This is an archive of much of the work I did on Occupy Oakland. My views have changed and varied over the past year, as a product of being intensely involved with actions and community that grew out of Oscar Grant Plaza’s short life as a political entity. I’ve removed much of the extraneous stuff, but have done my best to include everything pertinent I was writing in real time, even when my analysis was embarrassingly wrong, as well as when it was awesome and right-on. Here you have it, warts and all.
Obviously, the content and recollections and focus will differ from the writings and tellings of others, and that’s fine. I don’t seek the title of Occupy historian, nor of creator of a definitive narrative. I was not involved in some actions or currents in the movement that many consider valuable [and that I do as well]. The Labor Solidarity Committee, the Foreclosure Defense Committee, the Anti-Repression Committee and various food committees and autonomous and ad hoc groups will have to tell their own stories, and I look forward to hearing or reading them.
There is obviously special emphasis on the actions I was most involved in. As Occupy Oakland began to fragment in 2012, it was more and more difficult to be involved with everything that was going on, and I began to focus more and more on bottomlining and organizing projects I felt were important–the Lakeview Sit-In and the Biblioteca Popular Victor Martinez.
I regard that fragmentation as a positive and hopeful outcome of what could only at best be a temporary movement that outlasted all expectations–there are now several strong and networked groups adding power and ferocity to the labor movement, the anti-foreclosure movement and to the political work of other groups around the city.
I hope that folks will be able to learn something about the Occupy phenomenon and its Oakland iteration by reading some of the writings here, and that they will be of some use to the activists and historians of future years. That’s all one can hope for from one’s writing.
Additionally, I recorded several months worth of General Assemblies and I’ve posted a link to that archive in the sidebar.
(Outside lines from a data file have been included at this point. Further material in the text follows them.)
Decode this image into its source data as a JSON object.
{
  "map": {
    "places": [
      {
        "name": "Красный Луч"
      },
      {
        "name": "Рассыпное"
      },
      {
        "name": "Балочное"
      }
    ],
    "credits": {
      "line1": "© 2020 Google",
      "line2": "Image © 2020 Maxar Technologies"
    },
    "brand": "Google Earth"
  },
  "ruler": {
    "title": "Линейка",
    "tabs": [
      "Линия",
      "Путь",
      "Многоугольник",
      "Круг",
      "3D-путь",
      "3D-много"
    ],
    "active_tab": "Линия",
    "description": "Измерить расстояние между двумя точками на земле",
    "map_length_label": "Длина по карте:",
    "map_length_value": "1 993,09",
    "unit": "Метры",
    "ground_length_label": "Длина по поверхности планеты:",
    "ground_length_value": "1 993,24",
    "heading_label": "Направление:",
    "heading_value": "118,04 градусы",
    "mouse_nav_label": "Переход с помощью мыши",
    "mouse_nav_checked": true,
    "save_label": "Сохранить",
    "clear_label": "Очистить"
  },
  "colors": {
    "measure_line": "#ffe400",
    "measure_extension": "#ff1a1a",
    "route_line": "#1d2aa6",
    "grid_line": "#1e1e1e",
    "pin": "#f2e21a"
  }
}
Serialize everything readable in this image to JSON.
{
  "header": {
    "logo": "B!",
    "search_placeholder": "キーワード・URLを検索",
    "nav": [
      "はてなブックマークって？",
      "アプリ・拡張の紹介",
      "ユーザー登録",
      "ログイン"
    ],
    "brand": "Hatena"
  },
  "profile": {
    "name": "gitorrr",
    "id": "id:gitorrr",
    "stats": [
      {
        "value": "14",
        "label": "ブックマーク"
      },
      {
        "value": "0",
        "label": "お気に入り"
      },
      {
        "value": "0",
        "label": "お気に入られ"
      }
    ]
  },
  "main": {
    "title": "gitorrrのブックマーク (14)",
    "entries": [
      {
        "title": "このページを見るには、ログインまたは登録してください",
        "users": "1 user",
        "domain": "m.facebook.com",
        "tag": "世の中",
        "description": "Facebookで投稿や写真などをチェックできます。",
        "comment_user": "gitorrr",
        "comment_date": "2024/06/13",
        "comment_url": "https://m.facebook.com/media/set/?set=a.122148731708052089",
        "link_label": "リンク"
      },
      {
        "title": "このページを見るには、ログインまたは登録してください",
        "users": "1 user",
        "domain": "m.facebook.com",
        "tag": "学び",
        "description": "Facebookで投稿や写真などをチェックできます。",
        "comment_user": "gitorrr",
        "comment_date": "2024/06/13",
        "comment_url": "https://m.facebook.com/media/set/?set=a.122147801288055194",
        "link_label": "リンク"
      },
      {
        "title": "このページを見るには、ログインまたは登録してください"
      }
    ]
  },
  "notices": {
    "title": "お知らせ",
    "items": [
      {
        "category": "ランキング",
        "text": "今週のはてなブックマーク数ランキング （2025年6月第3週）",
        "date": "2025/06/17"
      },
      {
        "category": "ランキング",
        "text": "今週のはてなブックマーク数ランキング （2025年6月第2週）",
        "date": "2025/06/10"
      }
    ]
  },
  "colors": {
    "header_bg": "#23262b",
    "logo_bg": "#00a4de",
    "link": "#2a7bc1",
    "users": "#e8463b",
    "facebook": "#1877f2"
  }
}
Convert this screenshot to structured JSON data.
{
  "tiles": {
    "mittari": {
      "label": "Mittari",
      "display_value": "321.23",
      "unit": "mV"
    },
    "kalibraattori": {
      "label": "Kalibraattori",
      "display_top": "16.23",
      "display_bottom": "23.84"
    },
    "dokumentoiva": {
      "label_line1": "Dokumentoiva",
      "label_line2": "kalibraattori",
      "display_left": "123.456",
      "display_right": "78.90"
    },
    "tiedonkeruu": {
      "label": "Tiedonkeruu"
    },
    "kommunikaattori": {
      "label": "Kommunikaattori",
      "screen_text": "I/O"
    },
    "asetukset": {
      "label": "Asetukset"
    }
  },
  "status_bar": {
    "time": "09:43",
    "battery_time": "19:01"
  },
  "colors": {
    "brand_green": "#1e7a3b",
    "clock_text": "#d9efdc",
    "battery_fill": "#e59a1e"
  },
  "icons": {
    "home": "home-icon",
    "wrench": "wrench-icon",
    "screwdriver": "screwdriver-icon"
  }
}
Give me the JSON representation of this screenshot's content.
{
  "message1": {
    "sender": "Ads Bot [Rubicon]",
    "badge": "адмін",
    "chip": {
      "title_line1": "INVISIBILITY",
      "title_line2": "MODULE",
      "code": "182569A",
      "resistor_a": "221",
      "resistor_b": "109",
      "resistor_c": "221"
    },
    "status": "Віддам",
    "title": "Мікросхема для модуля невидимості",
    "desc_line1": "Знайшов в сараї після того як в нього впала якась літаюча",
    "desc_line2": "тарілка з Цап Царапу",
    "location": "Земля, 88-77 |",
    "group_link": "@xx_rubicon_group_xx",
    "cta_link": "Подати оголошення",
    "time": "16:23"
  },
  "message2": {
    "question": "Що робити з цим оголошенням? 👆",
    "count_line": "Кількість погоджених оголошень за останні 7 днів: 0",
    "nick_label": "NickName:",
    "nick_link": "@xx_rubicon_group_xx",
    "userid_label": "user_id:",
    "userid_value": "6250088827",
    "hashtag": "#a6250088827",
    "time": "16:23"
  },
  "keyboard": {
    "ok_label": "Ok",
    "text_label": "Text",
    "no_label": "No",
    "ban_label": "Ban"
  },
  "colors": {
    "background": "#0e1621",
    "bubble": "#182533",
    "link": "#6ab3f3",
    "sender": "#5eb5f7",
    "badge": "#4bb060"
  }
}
A note about the photo above: I chose this photo because I think it really speaks to what Occupy Oakland was around its apogee, after the fall of the camps, and around the time of the second port shutdown, where all of the promise of a peopled mass movement that could have grown much larger was still visible. Little did people know that the movement would grow increasingly smaller after that point, but ignorance is bliss. In this photo, you can see that the GA has been brought to the corner of 14th and Broadway for greater visibility, a new practical step without a camp. To the right, some folks are holding up the old “Revolt” banner; a breakout group is in its own world hashing out whatever action or discourse was important at that time; people on the outskirts are catching up with comrades; the tree sit is waving its tattered upside-down American flag; and then the core, totally caught up in the political process. It was cold as hell out, but no one cared.